Last week, as part of the BIA’s Women in Biotech (WIB) evening, we were treated to an inspirational presentation from Melanie Lee, Chief Scientific Officer at BTG. Melanie was the guest speaker at our inaugural WIB event back in 2007 and it was fascinating to hear her perspectives on how both her career and the sector have progressed over the last eight years. With the event a sell-out, we’ve rounded up some of the highlights below for those of you who were unable to attend.
With over 25 years of experience, Melanie embarked upon her career in the life science industry around the same time that the BIA was founded. Since her last presentation to the Women in Biotech (WIB) network eight years ago, Melanie has filled the position of CEO at two very different companies and recently stepped down from the BTG board to become CSO. Her family life has also changed drastically – her then teenage sons have now left home and in 2012 she lost her husband and sister to cancer, a stark reminder of the importance of our sector and the work we do.
There are a thousand topics that can and should be addressed by our exciting and dynamic sector – it is perhaps the most complex industry that it is possible to find. How do we stay ahead of the game in such a challenging and changing environment, both personally and as an industry?
One of the top line messages emphasised during Melanie’s presentation was the importance of taking risks. We work in an uncertain industry with a low probability of success, as such we need to be comfortable with risk. Melanie outlined some examples of where she had taken risks in her career and frequently pushed herself out of her comfort zone. Such an attitude is essential in any career – being comfortable is the worst place to be.
Following the completion of her PhD, Melanie undertook two post-doc positions – one of which was with the legendary Sir Paul Nurse. Emphasising the importance of your network, Melanie mentioned that neither of her post-docs were advertised positions. In fact, she approached Sir Paul in a pub and asked him for the opportunity, highlighting confidence is key in getting to where you want to be.
When she last presented in 2007, Melanie worked for UCB. In 2010 she became CEO of Syntaxin, before moving on to Syncona-funded start-up NightstaRx and finally joining BTG as CSO earlier this year.
The talent gap
Looking at change in the industry itself over the past eight years, biotechnology has driven a transformation across the sector and we have witnessed some wonderfully successful companies contribute truly life changing therapies. We have some ambitious targets for our industry – the BIA vision suggests a target of 130 more clinical stage drug companies and management teams in the UK, and 30,000 to 60,000 additional high skill UK jobs by 2025.
The successes in biotech of the past 15 years have run on the back of the large pharma companies’ investment in people. So with the decline of large pharma, where is the training ground for our next generation of industry researchers? Mid-size companies must focus on people and bring on the next generation of leaders. This need not be a depleting activity – in fact the investment in people often parallels great success.

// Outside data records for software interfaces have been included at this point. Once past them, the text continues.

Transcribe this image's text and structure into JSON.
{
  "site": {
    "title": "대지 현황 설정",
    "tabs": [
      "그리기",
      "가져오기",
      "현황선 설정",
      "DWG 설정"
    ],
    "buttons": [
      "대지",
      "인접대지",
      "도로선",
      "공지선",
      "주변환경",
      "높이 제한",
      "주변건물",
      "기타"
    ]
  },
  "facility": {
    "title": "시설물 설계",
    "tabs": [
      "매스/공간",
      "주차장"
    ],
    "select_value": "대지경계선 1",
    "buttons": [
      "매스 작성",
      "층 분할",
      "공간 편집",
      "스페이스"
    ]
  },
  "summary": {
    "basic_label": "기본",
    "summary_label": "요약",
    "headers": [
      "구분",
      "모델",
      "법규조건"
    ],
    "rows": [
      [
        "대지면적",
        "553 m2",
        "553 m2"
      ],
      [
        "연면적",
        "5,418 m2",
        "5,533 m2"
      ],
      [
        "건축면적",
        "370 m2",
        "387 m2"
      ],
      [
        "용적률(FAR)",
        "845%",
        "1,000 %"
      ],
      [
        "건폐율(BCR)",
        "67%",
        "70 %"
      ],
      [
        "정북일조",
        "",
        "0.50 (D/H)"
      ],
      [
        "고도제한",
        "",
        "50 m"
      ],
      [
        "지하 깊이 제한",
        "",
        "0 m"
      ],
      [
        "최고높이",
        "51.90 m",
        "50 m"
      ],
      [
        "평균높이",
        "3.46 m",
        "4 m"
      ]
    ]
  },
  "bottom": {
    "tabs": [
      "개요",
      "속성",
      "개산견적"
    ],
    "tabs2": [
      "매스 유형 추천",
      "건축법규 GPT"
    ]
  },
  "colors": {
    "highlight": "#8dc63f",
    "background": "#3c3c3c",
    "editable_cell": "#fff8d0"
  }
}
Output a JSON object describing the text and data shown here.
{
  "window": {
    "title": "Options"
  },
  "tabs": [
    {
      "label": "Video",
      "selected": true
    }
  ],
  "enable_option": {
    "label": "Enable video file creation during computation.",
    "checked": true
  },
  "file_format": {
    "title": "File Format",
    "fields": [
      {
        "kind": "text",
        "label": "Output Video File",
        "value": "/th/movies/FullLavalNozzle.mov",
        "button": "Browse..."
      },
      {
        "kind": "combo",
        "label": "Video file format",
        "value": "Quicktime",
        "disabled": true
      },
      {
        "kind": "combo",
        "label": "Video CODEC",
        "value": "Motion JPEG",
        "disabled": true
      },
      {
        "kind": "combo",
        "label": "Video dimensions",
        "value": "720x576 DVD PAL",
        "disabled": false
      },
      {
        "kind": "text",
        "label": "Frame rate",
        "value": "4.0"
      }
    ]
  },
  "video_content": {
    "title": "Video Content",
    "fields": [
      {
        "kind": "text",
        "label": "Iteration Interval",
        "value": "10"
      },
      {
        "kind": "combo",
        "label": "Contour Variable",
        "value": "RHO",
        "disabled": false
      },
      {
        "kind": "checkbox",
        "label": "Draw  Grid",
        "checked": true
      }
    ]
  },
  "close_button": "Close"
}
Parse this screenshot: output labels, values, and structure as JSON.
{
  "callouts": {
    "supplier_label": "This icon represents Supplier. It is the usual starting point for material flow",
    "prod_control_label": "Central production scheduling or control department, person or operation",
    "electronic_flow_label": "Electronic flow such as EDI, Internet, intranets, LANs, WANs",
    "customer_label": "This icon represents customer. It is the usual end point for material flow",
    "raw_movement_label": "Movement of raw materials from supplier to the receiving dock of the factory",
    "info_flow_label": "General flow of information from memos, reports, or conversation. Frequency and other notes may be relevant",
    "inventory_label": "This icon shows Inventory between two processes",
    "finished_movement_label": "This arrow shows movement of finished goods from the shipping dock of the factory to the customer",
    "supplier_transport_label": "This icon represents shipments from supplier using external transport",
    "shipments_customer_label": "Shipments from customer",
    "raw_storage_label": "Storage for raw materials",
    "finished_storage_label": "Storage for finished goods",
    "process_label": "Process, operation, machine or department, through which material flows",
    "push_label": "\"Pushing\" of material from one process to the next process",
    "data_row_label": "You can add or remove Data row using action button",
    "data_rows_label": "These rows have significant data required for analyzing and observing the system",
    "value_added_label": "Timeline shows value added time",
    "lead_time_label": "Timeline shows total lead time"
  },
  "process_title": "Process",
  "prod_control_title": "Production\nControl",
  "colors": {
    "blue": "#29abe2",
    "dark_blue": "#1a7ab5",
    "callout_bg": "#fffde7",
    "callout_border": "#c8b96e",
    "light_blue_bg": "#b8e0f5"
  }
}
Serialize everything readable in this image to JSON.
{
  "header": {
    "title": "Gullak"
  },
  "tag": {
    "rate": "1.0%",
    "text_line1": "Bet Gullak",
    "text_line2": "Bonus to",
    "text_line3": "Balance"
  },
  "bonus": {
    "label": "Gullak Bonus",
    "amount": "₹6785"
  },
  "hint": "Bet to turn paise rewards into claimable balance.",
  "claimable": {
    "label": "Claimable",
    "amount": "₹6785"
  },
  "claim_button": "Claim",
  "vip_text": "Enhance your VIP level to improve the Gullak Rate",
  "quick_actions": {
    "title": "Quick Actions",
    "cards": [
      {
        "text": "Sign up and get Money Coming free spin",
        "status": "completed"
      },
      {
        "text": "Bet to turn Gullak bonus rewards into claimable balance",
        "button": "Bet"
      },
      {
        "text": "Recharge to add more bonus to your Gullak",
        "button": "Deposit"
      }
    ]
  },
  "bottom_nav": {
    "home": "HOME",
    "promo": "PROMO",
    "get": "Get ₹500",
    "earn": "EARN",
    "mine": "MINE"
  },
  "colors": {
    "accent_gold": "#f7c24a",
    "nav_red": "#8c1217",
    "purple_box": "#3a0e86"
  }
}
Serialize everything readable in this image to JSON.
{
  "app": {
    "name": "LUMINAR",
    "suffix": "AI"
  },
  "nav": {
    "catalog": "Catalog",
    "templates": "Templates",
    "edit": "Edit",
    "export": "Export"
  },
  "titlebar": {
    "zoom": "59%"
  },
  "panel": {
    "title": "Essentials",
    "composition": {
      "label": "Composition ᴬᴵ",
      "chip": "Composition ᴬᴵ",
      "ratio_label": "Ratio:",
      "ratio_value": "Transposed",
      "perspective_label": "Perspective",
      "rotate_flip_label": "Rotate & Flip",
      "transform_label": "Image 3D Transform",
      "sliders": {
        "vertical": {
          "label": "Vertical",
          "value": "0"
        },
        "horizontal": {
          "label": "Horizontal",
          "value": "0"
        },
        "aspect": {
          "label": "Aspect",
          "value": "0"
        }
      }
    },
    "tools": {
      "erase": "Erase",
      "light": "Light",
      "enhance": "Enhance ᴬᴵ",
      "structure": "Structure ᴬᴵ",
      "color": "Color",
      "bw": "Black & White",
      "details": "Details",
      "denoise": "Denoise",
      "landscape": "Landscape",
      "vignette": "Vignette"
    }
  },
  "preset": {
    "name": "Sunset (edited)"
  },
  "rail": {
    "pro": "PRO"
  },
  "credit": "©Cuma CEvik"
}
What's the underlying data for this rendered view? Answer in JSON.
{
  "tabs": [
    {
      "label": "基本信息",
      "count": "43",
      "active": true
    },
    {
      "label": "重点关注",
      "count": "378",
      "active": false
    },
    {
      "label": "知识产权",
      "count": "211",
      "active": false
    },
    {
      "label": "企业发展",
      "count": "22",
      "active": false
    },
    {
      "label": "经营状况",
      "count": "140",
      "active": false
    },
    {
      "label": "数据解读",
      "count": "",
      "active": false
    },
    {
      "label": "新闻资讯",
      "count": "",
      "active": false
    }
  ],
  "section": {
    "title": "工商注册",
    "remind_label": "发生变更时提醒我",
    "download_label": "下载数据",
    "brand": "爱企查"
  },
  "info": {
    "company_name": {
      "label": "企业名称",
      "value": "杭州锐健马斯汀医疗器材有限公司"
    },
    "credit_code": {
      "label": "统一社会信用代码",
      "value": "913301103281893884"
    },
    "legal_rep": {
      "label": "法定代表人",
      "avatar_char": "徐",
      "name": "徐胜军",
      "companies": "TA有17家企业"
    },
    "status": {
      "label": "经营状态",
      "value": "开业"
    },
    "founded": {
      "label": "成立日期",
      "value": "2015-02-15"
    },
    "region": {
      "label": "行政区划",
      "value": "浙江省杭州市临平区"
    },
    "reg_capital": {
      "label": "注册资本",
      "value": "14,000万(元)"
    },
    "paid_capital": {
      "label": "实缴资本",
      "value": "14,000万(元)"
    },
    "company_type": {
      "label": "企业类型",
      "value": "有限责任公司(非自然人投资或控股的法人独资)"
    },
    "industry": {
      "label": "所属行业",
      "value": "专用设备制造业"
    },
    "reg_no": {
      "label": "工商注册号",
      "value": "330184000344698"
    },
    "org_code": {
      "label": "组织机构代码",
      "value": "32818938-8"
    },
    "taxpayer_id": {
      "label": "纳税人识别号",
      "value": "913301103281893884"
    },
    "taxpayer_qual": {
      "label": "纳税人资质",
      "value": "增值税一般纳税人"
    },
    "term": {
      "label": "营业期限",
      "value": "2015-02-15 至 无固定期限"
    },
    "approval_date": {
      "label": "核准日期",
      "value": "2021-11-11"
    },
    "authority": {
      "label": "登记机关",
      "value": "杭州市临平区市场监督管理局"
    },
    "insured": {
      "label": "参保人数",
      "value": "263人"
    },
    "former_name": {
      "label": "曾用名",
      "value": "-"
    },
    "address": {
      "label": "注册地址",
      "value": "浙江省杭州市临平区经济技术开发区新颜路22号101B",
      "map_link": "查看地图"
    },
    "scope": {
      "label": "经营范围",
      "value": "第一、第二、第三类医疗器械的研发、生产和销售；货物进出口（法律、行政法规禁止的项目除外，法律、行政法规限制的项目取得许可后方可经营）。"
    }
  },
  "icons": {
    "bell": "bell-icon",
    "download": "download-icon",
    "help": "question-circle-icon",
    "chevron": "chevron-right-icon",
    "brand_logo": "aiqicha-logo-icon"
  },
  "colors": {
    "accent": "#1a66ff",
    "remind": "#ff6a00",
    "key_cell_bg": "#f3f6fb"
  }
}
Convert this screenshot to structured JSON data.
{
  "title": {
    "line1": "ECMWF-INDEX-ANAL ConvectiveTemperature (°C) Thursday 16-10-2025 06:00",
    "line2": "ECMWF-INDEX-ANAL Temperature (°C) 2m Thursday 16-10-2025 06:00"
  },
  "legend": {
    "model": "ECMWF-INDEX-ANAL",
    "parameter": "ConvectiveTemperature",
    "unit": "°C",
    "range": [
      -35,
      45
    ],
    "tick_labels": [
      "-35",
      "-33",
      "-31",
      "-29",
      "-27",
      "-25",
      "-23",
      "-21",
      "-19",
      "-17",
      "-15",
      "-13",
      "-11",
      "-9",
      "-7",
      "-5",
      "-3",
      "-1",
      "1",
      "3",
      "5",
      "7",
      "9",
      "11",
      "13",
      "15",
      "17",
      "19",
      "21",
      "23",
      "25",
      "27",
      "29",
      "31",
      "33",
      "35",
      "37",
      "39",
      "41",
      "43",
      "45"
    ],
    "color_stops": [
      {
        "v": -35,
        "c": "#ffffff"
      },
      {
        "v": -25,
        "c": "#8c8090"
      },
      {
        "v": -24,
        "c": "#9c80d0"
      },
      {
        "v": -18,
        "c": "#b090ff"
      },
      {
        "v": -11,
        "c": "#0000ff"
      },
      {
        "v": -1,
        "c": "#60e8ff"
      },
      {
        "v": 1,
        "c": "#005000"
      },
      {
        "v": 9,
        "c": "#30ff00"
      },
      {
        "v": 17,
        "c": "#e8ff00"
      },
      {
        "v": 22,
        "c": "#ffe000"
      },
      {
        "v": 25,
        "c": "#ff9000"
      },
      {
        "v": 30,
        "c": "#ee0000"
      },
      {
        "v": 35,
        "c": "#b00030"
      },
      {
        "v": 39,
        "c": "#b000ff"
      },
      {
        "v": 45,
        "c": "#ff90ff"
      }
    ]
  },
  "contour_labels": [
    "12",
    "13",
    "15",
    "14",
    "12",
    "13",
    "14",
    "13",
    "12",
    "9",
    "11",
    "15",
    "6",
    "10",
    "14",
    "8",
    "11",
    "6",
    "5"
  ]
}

Continuing the theme of the past eight years, over the same period, BTG has successfully transformed itself from an IP commercialisation company with fewer than 100 employees, with revenue under £30m and a market capitalisation of a few hundred million, to a fully integrated specialist healthcare business employing around 1200 people, with revenue over £400m with a capitalisation of approaching £2.5 billion. One of the key drivers of BTG’s success, according to Melanie, is the attention paid to people – the company spends time offering training and identifying those with ambition and potential.
The potential for medical breakthrough has never been so great; however the potential to lose our industrial science base has also never been so great. Companies invested in this industry must be creative and take responsibility for keeping young people in the sector and in the UK. The leaders of today were trained by the giants of the past – who is training the next generation?
Interested in future WIB events? We have more planned for 2016 – keep an eye on our events page for details